The second Nachtmusik is a movement of some classical charm and whilst the temptation has been to make it into more than it is, Dudamel approaches it with the easy charm it deserves. The soloists at last get their chance to show their character - so there was perhaps method in Dudamel’s earlier constraint. The way the movement’s simple lines are shaped feels entirely natural and against raised form the angst -ridden there’s much to enjoy here. There’s air and despite the supposed darkness, a lightness around the music. This is a charming place to be not just in the rehabilitation of the this symphony but of Mahler as a whole. A new Mahlerian style which demonstrates the good here but in doing away with the great, at least eschews a style which is set on monumentality and profound drama at all costs. The soloists are very fine here but perhaps more important is the way that the strings, winds and brass support them - nimble and restrained.
The finale is according to many inspired by Der Meistersinger. I’ve pondered the links but to be honest don’t get much further than that. This is a circus - not I think to be taken as seriously as it is taken - but most profoundly for Mahler it is to be enjoyed. Too much of Mahler is framed or defined by angst. Here we have a symphony written by the composer at the height of his powers and before he was hit by the two great tragedies of his daughter’s death and his own terminal diagnosis. So sit back and enjoy the ride.
Like all conductors I’ve heard except the late much missed Giuseppe Sinopoli, Dudamel fails to enjoy the full quality the woodwind writing in the second half of the opening salvo. That’s my only complaint about this magnificent recording (and it’s common to every recording I encounter). I only follow scores but wonder how many times we miss little wonders like the patch of delicate filigree woodwind just after rehearsal number 225. That gripe aside - and it is slight - the movement moves with pace and increasing excitement all coming from a pretty straight reading of Mahler’s most euphoric construction. It’s a odd movement full of false starts and dead ends and yet as it builds these seem part of a vast pattern too big to be seen from the viewpoint of the casual observer. There’s much to enjoy and Dudamel allows his players time to play without letting the journey sag.
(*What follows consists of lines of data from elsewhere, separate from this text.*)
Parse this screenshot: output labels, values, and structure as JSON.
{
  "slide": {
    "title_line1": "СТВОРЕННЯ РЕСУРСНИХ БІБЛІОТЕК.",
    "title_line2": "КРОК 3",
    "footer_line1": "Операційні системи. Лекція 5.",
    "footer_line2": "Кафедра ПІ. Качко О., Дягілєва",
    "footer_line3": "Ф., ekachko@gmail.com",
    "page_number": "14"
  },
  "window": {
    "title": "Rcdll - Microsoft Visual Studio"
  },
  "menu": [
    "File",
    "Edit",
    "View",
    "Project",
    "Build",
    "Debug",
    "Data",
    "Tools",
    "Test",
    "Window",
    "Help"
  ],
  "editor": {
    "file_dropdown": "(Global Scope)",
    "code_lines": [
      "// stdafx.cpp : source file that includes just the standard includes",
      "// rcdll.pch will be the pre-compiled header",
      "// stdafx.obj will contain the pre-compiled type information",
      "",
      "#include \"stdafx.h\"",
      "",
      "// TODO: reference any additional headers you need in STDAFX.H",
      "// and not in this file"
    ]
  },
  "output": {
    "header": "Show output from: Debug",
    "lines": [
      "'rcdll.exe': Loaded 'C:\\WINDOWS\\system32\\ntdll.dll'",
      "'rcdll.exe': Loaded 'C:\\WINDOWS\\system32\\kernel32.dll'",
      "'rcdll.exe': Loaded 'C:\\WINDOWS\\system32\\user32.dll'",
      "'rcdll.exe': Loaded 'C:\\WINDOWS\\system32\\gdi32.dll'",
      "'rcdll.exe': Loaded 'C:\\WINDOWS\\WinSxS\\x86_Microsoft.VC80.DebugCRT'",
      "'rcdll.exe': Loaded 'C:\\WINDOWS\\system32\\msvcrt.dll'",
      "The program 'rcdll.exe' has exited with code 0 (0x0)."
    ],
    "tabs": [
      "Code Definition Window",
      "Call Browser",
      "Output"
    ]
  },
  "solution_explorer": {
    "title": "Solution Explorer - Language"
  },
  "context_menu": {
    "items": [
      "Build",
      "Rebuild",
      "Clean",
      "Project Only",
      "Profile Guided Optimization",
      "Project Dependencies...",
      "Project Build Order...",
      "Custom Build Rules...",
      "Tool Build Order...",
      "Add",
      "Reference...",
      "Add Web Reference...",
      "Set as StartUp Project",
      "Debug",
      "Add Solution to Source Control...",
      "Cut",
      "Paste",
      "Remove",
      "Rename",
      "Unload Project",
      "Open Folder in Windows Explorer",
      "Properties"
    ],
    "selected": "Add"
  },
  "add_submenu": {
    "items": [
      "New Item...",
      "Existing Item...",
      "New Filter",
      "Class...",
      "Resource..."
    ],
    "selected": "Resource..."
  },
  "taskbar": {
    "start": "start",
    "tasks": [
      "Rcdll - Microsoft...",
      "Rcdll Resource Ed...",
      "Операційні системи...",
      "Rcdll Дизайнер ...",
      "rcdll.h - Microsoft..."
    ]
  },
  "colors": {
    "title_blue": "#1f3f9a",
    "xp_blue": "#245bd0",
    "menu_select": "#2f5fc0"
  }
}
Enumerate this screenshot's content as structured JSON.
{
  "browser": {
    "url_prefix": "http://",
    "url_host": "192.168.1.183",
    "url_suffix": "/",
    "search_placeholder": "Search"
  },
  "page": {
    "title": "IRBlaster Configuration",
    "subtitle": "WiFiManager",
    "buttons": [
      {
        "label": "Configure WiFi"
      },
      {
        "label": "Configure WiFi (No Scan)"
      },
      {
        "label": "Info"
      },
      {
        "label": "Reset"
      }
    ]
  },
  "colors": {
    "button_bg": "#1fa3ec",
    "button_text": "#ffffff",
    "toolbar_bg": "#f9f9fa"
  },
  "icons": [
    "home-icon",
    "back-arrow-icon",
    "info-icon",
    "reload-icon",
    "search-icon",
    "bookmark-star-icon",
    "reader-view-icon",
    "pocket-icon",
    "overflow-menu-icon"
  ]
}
About halfway through Dudamel press the pace hard and allows the orchestra full voice in the tutti that then collapses under it’s own weight back to trills and fragments. Here we encounter the fullest glory of this modern recording in a spacious acoustic. One could wish that all recordings had this level of detail - but it is a forlorn hope. With the bit between his teeth the conductor and his band send us into the final five minutes with an acute judgement of pace and dramatic orchestration. As the tutti build and the full orchestra is heard and the nonsensical “sort of variations on themes or bits of them related to something by Wagner” plays out we get sense truly of Mahler’s potential to speak in plain terms. This excitement is purely musical without any transcendental or authorial programme and these forces realise it with aplomb and with mannerism.
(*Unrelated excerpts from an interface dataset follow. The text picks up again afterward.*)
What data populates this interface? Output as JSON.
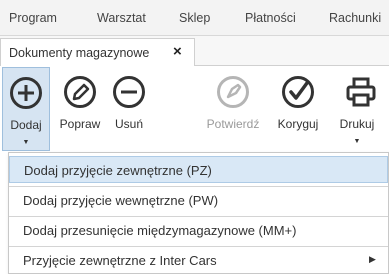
{
  "menubar": {
    "items": [
      "Program",
      "Warsztat",
      "Sklep",
      "Płatności",
      "Rachunki"
    ]
  },
  "tab": {
    "label": "Dokumenty magazynowe",
    "close": "×"
  },
  "toolbar": {
    "add_label": "Dodaj",
    "edit_label": "Popraw",
    "delete_label": "Usuń",
    "confirm_label": "Potwierdź",
    "correct_label": "Koryguj",
    "print_label": "Drukuj",
    "dropdown_arrow": "▼"
  },
  "dropdown": {
    "items": [
      "Dodaj przyjęcie zewnętrzne (PZ)",
      "Dodaj przyjęcie wewnętrzne (PW)",
      "Dodaj przesunięcie międzymagazynowe (MM+)",
      "Przyjęcie zewnętrzne z Inter Cars"
    ],
    "submenu_arrow": "▶"
  },
  "colors": {
    "accent": "#d9e8f6",
    "icon": "#333333",
    "icon_disabled": "#b5b5b5"
  }
}
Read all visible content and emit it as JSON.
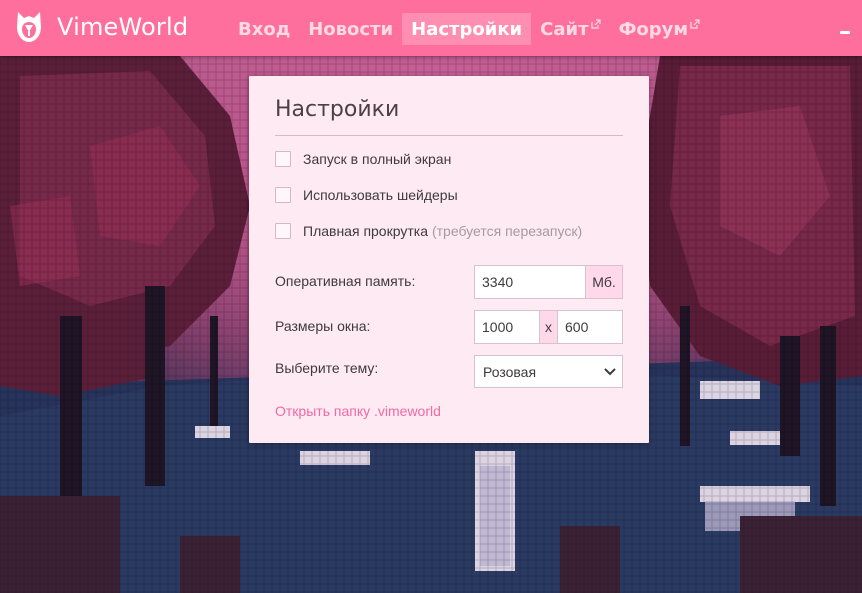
{
  "app": {
    "brand": "VimeWorld",
    "logo_icon": "owl-logo-icon",
    "minimize_icon": "minimize-icon"
  },
  "nav": {
    "items": [
      {
        "label": "Вход",
        "active": false,
        "external": false
      },
      {
        "label": "Новости",
        "active": false,
        "external": false
      },
      {
        "label": "Настройки",
        "active": true,
        "external": false
      },
      {
        "label": "Сайт",
        "active": false,
        "external": true
      },
      {
        "label": "Форум",
        "active": false,
        "external": true
      }
    ]
  },
  "settings": {
    "title": "Настройки",
    "checkboxes": [
      {
        "label": "Запуск в полный экран",
        "hint": "",
        "checked": false
      },
      {
        "label": "Использовать шейдеры",
        "hint": "",
        "checked": false
      },
      {
        "label": "Плавная прокрутка",
        "hint": "(требуется перезапуск)",
        "checked": false
      }
    ],
    "memory": {
      "label": "Оперативная память:",
      "value": "3340",
      "unit": "Мб."
    },
    "window_size": {
      "label": "Размеры окна:",
      "width": "1000",
      "separator": "x",
      "height": "600"
    },
    "theme": {
      "label": "Выберите тему:",
      "selected": "Розовая"
    },
    "open_folder": "Открыть папку .vimeworld"
  },
  "colors": {
    "header": "#ff6f9d",
    "nav_active": "#ff8eb2",
    "panel": "#fdeaf3",
    "link": "#f16aa3",
    "addon": "#ffd8ea"
  }
}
Bravo the Simon Bolivar Orchestra of Venezuela and Bravo Dudamel!
Bravo the Simon Bolivar Orchestra of Venezuela and Bravo Dudamel!